● Problem requirements
If a line in the entries contains the string "coach", include that line in your answer.

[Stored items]
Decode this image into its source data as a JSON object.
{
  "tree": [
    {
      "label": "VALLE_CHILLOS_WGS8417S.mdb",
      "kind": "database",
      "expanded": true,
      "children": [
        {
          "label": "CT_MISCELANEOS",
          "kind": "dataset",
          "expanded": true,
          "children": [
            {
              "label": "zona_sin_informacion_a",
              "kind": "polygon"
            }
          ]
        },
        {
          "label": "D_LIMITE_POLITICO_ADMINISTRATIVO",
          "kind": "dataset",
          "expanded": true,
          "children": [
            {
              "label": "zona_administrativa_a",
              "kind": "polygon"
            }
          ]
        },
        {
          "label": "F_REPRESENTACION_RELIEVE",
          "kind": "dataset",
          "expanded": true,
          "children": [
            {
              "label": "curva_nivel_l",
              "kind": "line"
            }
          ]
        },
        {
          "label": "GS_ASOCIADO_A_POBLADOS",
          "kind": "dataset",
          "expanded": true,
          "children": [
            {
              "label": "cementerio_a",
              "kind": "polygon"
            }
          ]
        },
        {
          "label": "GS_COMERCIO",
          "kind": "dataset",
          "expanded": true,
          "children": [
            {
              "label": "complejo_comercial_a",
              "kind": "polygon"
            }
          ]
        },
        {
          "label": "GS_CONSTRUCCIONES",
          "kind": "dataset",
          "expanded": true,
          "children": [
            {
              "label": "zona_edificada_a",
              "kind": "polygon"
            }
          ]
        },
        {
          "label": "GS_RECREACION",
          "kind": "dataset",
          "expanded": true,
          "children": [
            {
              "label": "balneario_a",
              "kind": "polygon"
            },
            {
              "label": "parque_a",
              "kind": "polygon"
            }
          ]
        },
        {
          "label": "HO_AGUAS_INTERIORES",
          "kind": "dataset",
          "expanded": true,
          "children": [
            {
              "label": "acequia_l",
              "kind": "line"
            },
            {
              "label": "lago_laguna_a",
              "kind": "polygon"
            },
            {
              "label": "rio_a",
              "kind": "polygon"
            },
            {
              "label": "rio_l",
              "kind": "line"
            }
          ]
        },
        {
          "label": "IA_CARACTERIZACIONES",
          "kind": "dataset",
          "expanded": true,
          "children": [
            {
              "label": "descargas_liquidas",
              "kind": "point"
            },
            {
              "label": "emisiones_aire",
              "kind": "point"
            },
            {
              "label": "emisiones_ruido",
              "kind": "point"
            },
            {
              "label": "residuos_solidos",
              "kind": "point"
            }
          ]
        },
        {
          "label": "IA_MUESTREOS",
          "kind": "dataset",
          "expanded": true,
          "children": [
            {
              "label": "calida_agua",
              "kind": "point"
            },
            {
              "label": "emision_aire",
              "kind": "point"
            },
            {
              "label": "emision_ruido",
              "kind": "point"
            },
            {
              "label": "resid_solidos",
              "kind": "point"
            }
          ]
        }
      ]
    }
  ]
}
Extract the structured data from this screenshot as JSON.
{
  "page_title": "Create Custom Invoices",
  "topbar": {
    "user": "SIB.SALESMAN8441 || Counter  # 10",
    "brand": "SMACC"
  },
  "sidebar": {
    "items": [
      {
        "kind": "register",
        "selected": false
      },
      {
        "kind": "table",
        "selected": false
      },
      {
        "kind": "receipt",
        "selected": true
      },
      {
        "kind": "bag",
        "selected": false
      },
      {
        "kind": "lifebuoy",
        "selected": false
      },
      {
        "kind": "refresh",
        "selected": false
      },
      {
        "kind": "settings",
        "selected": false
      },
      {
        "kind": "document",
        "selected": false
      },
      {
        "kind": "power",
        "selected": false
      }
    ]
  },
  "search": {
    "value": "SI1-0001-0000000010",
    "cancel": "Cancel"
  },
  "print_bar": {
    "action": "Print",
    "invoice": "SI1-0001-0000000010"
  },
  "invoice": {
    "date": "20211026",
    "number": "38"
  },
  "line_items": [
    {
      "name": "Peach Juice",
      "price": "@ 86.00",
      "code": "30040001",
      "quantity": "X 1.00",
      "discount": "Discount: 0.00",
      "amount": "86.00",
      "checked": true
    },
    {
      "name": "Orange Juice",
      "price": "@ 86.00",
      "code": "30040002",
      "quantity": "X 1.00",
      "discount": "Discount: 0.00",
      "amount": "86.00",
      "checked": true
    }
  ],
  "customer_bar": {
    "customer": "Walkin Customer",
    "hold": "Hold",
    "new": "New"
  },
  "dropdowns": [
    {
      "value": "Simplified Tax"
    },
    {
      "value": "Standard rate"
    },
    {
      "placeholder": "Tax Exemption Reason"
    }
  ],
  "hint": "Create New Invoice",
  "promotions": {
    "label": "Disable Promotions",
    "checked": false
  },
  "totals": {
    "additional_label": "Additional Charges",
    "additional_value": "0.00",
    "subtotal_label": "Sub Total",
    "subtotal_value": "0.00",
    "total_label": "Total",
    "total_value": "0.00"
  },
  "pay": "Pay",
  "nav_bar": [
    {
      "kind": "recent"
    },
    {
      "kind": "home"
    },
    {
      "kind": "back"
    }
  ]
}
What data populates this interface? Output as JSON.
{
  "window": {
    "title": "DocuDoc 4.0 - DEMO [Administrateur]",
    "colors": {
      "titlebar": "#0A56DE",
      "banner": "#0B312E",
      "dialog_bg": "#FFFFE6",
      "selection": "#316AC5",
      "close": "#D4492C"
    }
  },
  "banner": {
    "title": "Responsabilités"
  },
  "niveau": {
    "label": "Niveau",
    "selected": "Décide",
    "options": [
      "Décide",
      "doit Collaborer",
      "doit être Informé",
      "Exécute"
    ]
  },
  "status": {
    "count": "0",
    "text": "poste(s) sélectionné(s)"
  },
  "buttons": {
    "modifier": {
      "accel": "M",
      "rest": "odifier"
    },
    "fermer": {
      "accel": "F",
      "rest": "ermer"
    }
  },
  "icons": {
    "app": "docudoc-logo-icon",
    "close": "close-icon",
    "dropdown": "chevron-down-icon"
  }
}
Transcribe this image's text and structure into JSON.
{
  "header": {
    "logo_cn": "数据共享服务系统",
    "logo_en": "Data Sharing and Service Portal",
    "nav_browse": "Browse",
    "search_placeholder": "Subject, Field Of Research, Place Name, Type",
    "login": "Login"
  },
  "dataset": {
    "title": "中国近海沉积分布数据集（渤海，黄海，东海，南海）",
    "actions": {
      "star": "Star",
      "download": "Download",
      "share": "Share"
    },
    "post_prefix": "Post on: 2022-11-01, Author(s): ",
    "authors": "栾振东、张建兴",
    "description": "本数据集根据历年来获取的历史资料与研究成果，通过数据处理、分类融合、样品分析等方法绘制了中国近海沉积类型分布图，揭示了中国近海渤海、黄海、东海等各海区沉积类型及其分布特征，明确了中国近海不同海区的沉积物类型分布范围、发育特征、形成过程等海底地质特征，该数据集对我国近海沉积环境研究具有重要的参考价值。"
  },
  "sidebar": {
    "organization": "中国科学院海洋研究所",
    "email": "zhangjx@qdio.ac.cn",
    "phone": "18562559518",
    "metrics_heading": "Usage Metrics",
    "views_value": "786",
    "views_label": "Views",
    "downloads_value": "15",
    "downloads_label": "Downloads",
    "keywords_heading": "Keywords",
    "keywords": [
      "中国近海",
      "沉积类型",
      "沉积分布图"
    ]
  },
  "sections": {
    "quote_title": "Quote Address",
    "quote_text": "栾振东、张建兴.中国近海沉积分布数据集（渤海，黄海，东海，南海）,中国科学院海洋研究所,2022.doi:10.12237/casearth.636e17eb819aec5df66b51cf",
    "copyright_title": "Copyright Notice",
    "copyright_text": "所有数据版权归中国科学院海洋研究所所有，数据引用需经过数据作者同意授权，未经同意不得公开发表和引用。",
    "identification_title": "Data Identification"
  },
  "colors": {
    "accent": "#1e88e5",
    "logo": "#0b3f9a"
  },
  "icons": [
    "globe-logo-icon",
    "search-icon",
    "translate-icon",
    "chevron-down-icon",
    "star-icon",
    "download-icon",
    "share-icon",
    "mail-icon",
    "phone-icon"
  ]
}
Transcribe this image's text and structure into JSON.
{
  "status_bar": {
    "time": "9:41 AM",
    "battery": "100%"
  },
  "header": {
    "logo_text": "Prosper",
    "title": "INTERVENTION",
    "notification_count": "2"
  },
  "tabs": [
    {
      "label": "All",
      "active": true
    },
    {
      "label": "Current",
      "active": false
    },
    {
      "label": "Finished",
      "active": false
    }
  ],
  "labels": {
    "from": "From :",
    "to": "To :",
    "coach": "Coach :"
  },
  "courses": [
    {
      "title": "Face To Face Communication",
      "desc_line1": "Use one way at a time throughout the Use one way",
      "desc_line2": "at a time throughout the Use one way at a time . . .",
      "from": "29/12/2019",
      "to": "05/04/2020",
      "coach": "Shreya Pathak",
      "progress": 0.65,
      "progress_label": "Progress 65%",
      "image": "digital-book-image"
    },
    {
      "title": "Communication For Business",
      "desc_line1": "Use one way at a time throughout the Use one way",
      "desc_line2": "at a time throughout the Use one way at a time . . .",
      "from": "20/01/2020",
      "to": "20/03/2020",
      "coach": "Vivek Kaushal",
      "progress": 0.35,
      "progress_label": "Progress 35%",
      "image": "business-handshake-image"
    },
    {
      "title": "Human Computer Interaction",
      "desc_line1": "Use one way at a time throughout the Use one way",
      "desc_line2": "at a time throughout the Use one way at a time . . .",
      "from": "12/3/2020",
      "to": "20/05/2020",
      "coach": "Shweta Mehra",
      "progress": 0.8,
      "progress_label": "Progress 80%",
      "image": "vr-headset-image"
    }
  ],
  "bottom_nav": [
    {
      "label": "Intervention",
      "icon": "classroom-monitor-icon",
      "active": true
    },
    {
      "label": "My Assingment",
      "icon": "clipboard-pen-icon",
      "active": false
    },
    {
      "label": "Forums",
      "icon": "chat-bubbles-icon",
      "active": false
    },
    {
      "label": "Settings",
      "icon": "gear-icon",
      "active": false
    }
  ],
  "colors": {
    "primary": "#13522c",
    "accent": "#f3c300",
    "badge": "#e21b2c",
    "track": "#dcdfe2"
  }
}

● Written response
    "coach": "Coach :"
      "coach": "Shreya Pathak",
      "coach": "Vivek Kaushal",
      "coach": "Shweta Mehra",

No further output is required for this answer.